the-one-ring-3d-model-max

And so, I’ll decode this man’s comments. His snarky, “And you wonder why you don’t lose weight,” is clearly directed at himself, wondering why he hasn’t been able to achieve some goal he thinks he’s supposed to want. And when he looks in the mirror, he’s reminded of that perceived failure, of just how much he hasn’t achieved. It would be sad if he weren’t so annoying, so ready to scrape some of his self-hate off and try smearing it on my beautiful brown skin.

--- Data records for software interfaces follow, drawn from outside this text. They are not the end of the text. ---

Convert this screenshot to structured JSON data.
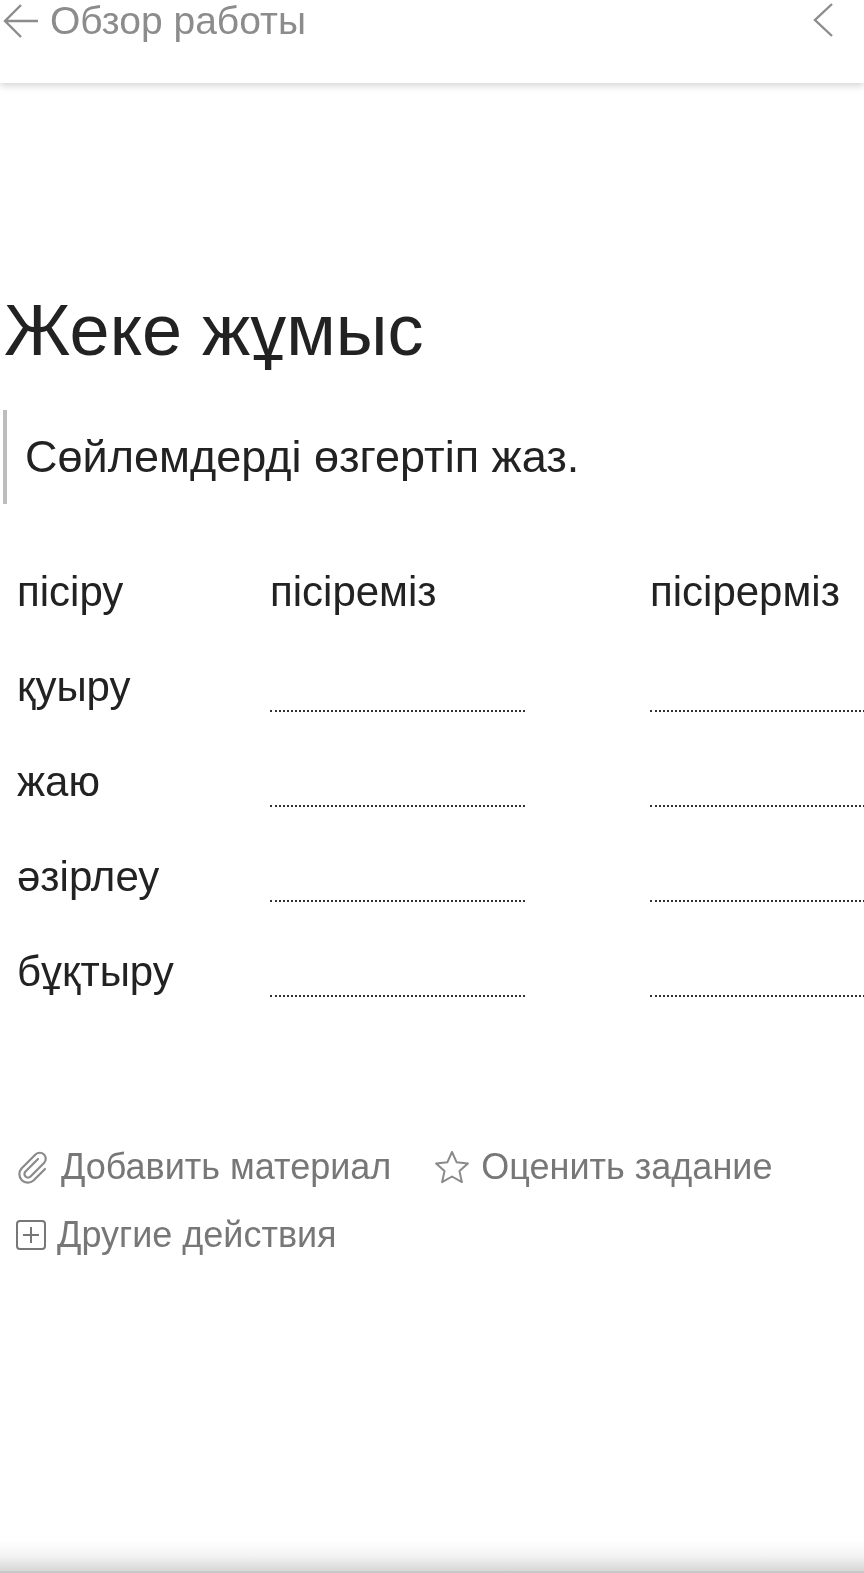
{
  "header": {
    "back_label": "Обзор работы"
  },
  "title": "Жеке жұмыс",
  "instruction": "Сөйлемдерді өзгертіп жаз.",
  "table": {
    "rows": [
      {
        "cells": [
          {
            "kind": "text",
            "text": "пісіру"
          },
          {
            "kind": "text",
            "text": "пісіреміз"
          },
          {
            "kind": "text",
            "text": "пісірерміз"
          }
        ]
      },
      {
        "cells": [
          {
            "kind": "text",
            "text": "қуыру"
          },
          {
            "kind": "blank"
          },
          {
            "kind": "blank"
          }
        ]
      },
      {
        "cells": [
          {
            "kind": "text",
            "text": "жаю"
          },
          {
            "kind": "blank"
          },
          {
            "kind": "blank"
          }
        ]
      },
      {
        "cells": [
          {
            "kind": "text",
            "text": "әзірлеу"
          },
          {
            "kind": "blank"
          },
          {
            "kind": "blank"
          }
        ]
      },
      {
        "cells": [
          {
            "kind": "text",
            "text": "бұқтыру"
          },
          {
            "kind": "blank"
          },
          {
            "kind": "blank"
          }
        ]
      }
    ]
  },
  "actions": [
    {
      "kind": "attach",
      "label": "Добавить материал"
    },
    {
      "kind": "rate",
      "label": "Оценить задание"
    },
    {
      "kind": "more",
      "label": "Другие действия"
    }
  ]
}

His next comment is definitely for me. I do have far too much attitude. Far too much. Much more than I am supposed to have given how society sees me. I should be humble, should be trying to hide myself, should be well and truly ashamed that other people are forced to see the grotesquerie that is me. Instead, I walk around like a person who deserves life, who deserves a bagel and a schmear. My audacity really gets on his nerves. After all, if he knows how deeply he has failed at whatever task he’s set himself, how can I — so clearly failing to meet society’s standard of female beauty — have the nerve to mind my own damn business standing in the bagel shop? How can I dare to order breakfast in the sight of hardworking assholes like him, people who are really out here trying?

His last comment is a toss-up. It’s meant for both of us. He wants me to know he’s not actually focused on me — because of course — but he’s also breaking my heart just a little bit by telling me that nothing about himself is worth his time.

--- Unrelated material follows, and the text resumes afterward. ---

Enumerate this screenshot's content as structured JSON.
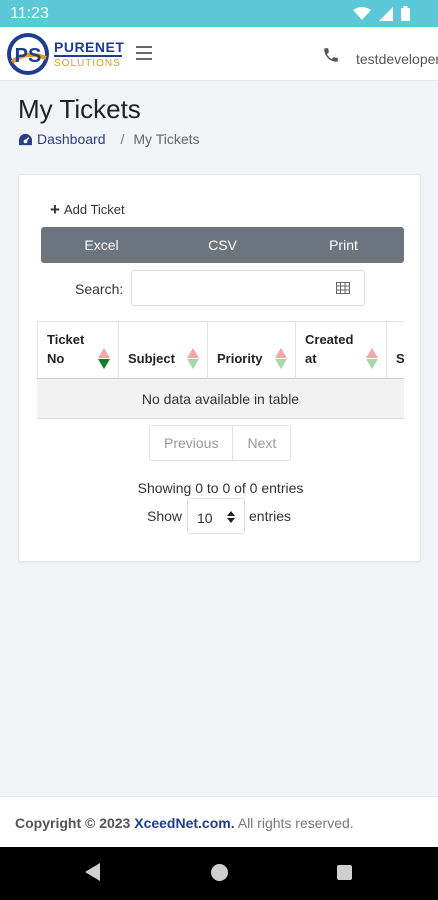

That’s a sad declaration to make about one’s self, so yes, breaking my heart … but only the tiniest of bits. Because, as unfortunate as it may be that this man doesn’t find himself worth his own time, his insecurity and self-loathing don’t make his behavior toward me any more acceptable. It’s always true that the things people say to me reveal the things they fear or despise in themselves. I’m still left with the public shaming, with that effluvium drying on my skin and stuck in my hair.

The decoder ring only works after the fact, long after the ugliness has passed. Because it’s for me, not for whoever’s words I’m decoding. No matter how well or poorly I handle the unpleasant moment, I need to handle it on my own. Telling whichever awful person is in my face that they’re really talking about themselves will serve no helpful purpose. So I say whatever I say, hold whatever silence I choose, keep my head up. But then I carry that bitterness around with me, even after I think I’ve moved on. It keeps creeping back in.

That’s when I need to slip on the decoder ring and remind myself what was really going on so I can remember that I am exactly the same as I was before encountering that stranger and their mess — just as tall, just as black, just as fat, just as fine, and that nothing they’ve had to say changes any of that.

I’m glad to have the ring in my jewelry box, though I think sometimes it would be preferable to move through the world in a sound-proof booth.


One in a series of essays inspired by reading Roxane Gay’s memoir, Hunger.
If you haven’t read my ground rules, please take a look before commenting. Thank you.


For 2017, I took up Vanessa Mártir’s #52essays2017 challenge to write an essay a week. I fell months behind on my #GriotGrind, and it seemed highly unlikely that I’d write 52 essays by year’s end. But then I dedicated my NaNoWriMo to writing essays, and did a pretty good job of catching up! I’ve got to move house before the end of December, so I’m unlikely to reach 52 essays. Still, I’ve written more this year than in the last two combined, and that adds up to a solid WIN in my book! Get ready for #52essays2018!